Date/Time: Thursday 9th June, 13.00-14.00
Venue: Baddiley-Clark Seminar Room, Ground Floor, Institute of Health and Society, Richardson Road, NE2 4AX
As areas such as Precision Medicine attract major investment in ‘big data’ approaches to healthcare, Professor Buchan will argue that health (care) systems cannot be optimised independently of the civic systems in which they operate. He will make Public Health links between the three principal components of the mission of the UK’s Farr Institute for Health Informatics Research, namely in: discovery science with large-scale integrated health records; population-based platforms for more frequent observation and more agile experimentation; and the feedback of actionable analytics into health systems. He will show the need for informatics to enable fuller understanding of the links between health and place, in discovery, in experimentation and in managing health systems. In particular, the challenges and opportunities of combining frequent, patient/citizen-derived information with infrequent clinical observations – tapping into the rhythms of disease/life for better health promotion and care. He will use practical examples from chronic disease management in the UK to show how ‘natural’ health systems covering 2-7m population, with deeply integrated health data, and interoperable analytics, might borrow strength from each other for better predictive modelling and surveillance. He will challenge the over-simple notion of precision medicine with a future scenario whereby a patient’s ‘health avatar’ might ‘refuse’ to integrate with a care provider’s care pathway. And he will posit that scarce and precious Public Health resources might scale more effectively as ‘digital agents’ in connected health regions/systems.
Iain Buchan is Professor in Public Health Informatics and leads the Centre for Health Informatics at the University of Manchester. He directs the MRC Health eResearch Centre of the UK’s Farr Institute for Health Informatics Research (http://www.herc.ac.uk/) and originated the Connected Health Cities UK network of learning health systems. He holds qualifications in Clinical Medicine, Pharmacology, Biostatistics, Public Health and Health Informatics, and leads a multi-disciplinary team developing and applying health data science methodology.
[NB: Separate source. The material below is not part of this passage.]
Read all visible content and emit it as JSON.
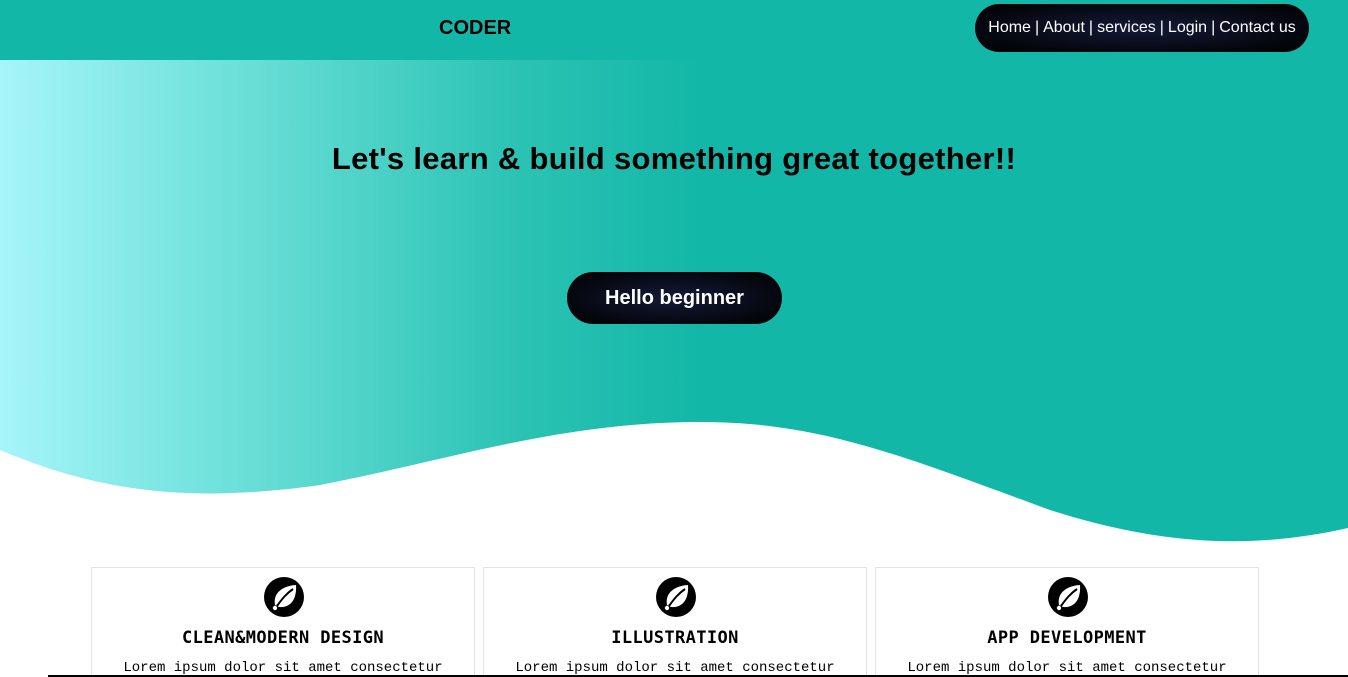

He also writes software (e.g.http://www.statsdirect.com/). Internationally, he is a Fellow of the American College of Medical Informatics and works through WHO, IMIA and other networks towards toward a future of more globally interoperable modelling with large-scale health data - for discovery science, for actionable analytics in health systems, and for citizen-driven healthcare.